The maximum number of bits per square inch that is commercially feasible on a magnetic storage device. As the magnetic bits get smaller, at some point they no longer hold their charge. Thermal fluctuations reduce the signal strength and render the bits unstable.

However, this ultimate areal density keeps changing as researchers find new techniques for recording and sensing the bit. Years ago the limit was thought to be 20 gigabits per square inch. Today, the limit is several hundred gigabits per square inch, and more than a terabit is expected in the years to come. See areal density, magnetoresistance and AFC.
References in periodicals archive ?
In the near term, data-storage density will continue to shrink, despite the impending superparamagnetic limit.
Data densities beyond the superparamagnetic limit have been postulated at the Massachusetts Institute of Technology (Cambridge, MA).
The future of magnetic disk-drive storage hinges on surpassing the superparamagnetic limit.
There is a limit called the superparamagnetic limit.
NFR technology offers an unlimited potential capacity roadmap, unlike traditional magnetic data recording technologies that face the superparamagnetic limit.

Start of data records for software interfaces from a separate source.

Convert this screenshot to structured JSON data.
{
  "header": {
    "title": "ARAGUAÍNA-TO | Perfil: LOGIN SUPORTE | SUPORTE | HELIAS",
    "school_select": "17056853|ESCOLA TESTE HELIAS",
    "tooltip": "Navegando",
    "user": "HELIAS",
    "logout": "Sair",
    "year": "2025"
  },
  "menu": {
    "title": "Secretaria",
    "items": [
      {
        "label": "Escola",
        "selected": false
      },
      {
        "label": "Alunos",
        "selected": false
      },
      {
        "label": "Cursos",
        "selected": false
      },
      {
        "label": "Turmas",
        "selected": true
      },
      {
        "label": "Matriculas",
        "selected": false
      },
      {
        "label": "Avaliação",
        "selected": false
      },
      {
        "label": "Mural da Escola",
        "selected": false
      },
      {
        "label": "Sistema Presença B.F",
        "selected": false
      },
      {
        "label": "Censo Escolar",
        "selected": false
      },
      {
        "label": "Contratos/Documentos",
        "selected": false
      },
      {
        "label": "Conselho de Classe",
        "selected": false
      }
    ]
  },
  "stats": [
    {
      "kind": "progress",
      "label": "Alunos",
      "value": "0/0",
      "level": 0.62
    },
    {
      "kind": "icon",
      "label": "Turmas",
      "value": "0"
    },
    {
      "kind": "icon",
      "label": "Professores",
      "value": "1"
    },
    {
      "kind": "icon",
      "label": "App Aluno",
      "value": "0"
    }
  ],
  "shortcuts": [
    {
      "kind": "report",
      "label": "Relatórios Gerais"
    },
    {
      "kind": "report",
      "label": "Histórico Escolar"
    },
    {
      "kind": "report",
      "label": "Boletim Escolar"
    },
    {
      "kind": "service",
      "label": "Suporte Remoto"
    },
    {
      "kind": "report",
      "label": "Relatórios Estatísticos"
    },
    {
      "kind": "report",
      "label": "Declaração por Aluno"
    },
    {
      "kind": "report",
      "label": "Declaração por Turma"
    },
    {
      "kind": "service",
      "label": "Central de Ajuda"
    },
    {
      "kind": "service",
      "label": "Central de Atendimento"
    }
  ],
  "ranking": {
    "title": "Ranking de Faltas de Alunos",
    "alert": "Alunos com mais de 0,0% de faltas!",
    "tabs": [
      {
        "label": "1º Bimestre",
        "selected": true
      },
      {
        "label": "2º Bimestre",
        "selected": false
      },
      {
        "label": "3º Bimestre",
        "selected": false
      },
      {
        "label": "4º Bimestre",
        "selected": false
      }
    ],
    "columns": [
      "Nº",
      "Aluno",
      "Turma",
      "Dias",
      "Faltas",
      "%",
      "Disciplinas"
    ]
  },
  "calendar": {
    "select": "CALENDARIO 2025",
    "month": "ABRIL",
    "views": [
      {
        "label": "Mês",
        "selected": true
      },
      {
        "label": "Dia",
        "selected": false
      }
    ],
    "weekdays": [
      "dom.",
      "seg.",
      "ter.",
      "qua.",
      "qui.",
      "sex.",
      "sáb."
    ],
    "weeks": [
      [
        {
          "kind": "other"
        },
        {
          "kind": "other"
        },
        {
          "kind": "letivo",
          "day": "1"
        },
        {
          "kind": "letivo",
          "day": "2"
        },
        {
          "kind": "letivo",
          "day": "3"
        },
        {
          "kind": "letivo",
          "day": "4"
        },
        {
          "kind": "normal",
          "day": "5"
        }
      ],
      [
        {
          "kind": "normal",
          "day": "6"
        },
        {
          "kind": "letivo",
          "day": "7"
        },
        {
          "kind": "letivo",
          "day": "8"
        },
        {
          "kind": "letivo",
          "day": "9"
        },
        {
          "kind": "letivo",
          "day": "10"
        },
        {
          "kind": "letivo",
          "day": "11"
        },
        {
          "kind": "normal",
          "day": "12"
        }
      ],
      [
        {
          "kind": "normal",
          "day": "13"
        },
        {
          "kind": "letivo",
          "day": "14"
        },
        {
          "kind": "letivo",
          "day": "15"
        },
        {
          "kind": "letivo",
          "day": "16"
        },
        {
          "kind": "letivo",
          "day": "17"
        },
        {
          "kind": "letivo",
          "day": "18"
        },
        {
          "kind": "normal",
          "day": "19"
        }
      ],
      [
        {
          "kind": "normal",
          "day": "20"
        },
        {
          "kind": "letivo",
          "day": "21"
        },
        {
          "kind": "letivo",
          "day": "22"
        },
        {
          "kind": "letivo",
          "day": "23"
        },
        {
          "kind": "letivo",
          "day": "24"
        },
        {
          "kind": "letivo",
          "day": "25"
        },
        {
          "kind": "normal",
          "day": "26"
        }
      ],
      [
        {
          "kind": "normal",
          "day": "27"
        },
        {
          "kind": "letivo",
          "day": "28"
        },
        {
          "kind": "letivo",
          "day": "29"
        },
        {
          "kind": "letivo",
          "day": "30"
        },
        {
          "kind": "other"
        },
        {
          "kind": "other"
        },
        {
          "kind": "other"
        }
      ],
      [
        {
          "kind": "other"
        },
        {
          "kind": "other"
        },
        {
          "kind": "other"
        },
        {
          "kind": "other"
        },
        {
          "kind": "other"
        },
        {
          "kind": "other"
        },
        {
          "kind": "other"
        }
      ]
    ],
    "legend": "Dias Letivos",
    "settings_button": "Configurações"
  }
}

Mark Kryder, senior vice president at Seagate Research, longitudinal recording still has time left before reaching the superparamagnetic limit.